Arrays

Multi-dimensional arrays represent collections of numbers. 1D arrays represent numerical vectors, 2D arrays represent numberical matricies, and higher dimensionality arrays represent tensors.

Arrays are represented as objects of type Array. The difference between objects of type Array and type Vector is that vectors represent 1D sequences of objects of any kind, while 1D arrays very efficiently represent numerical vectors.

Arrays create created with the function array():

array([1,2,3]);         // a 1D array of integers
array([1.0,2.0,3.0]); // a 1D array of reals
array([[1,2],[3,4]]); // a 2x2 2D array of integers
array([[1.0,2],[3,4]]); // a 2x2 2D array of reals

Section Arrays and tensors documents array functions and queries.

Records

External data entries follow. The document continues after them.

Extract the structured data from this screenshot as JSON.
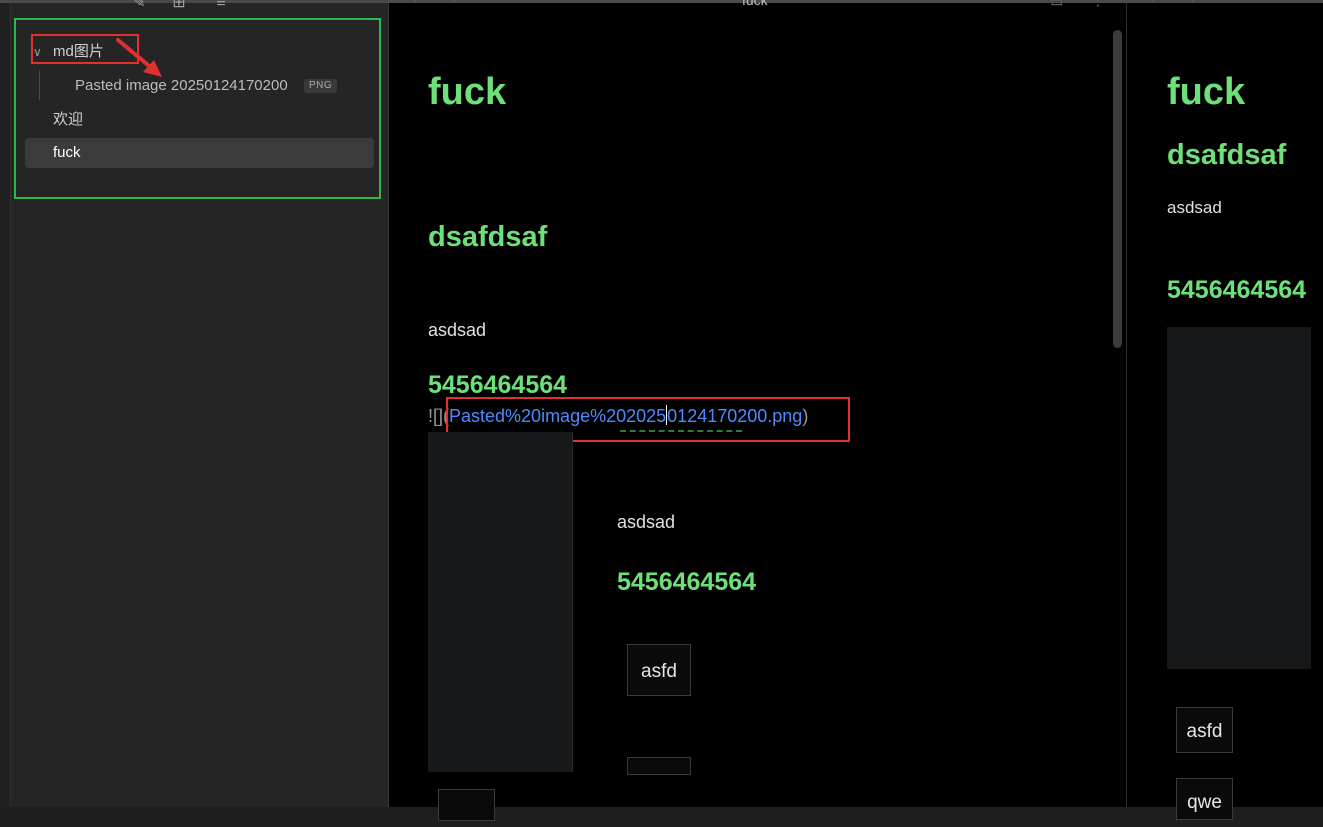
{
  "sidebar": {
    "toolbar_icons": [
      "new-note-icon",
      "new-folder-icon",
      "sort-icon",
      "collapse-icon"
    ],
    "tree": {
      "folder": {
        "label": "md图片",
        "expanded": true
      },
      "folder_children": [
        {
          "label": "Pasted image 20250124170200",
          "badge": "PNG"
        }
      ],
      "items": [
        {
          "label": "欢迎",
          "active": false
        },
        {
          "label": "fuck",
          "active": true
        }
      ]
    }
  },
  "tab": {
    "title": "fuck"
  },
  "editor": {
    "h1": "fuck",
    "h2": "dsafdsaf",
    "p1": "asdsad",
    "h3": "5456464564",
    "link_prefix": "![](",
    "link_url_before_cursor": "Pasted%20image%202025",
    "link_url_after_cursor": "0124170200.png",
    "link_suffix": ")",
    "embed": {
      "p": "asdsad",
      "h3": "5456464564",
      "cell": "asfd"
    }
  },
  "preview": {
    "h1": "fuck",
    "h2": "dsafdsaf",
    "p1": "asdsad",
    "h3": "5456464564",
    "cells": [
      "asfd",
      "qwe"
    ]
  },
  "colors": {
    "heading": "#6ee07a",
    "link": "#4a8cff",
    "annotation_red": "#e03030",
    "annotation_green": "#2fb84a"
  }
}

Records represent dynamic associations between keys and values. A record is a dynamic and associative array. Other commonly used terms for associative arrays are JSON objects, property lists, key-value pairs, dictionaries, or hash links. OSQL uses generalized JSON notation to construct records. For example the following expression assigns :r to a record where the key (property) 'Greeting' field has the value 'Hello, I am Tore' and the key 'Email' has the value 'Tore.Andersson@it.uu.se':

   set :r= {'Greeting':'Hello, I am Tore','Email':'Tore.Andersson@it.uu.se'}

A field f of a record bound to a variable r can be access with the notation r[f], for example: :r['Greeting' ] evaluates to Hello, I am Tore.

The type of records is called Record. The type Json represents JSON data. It is above both types Record and Vector in the type hierarchy, since JSON representations include both JSON objects and vectors.

Streams

Streams represent possibly infinite and growing sequences of elements, such as measurements produced by a sensor. Streams can also be generated (simulated) by functions. For example, the function heartbeat(p) returns an infinite stream of number elements produced every p seconds:

heartbeat(0.5) 

Streams are documented in section Streams.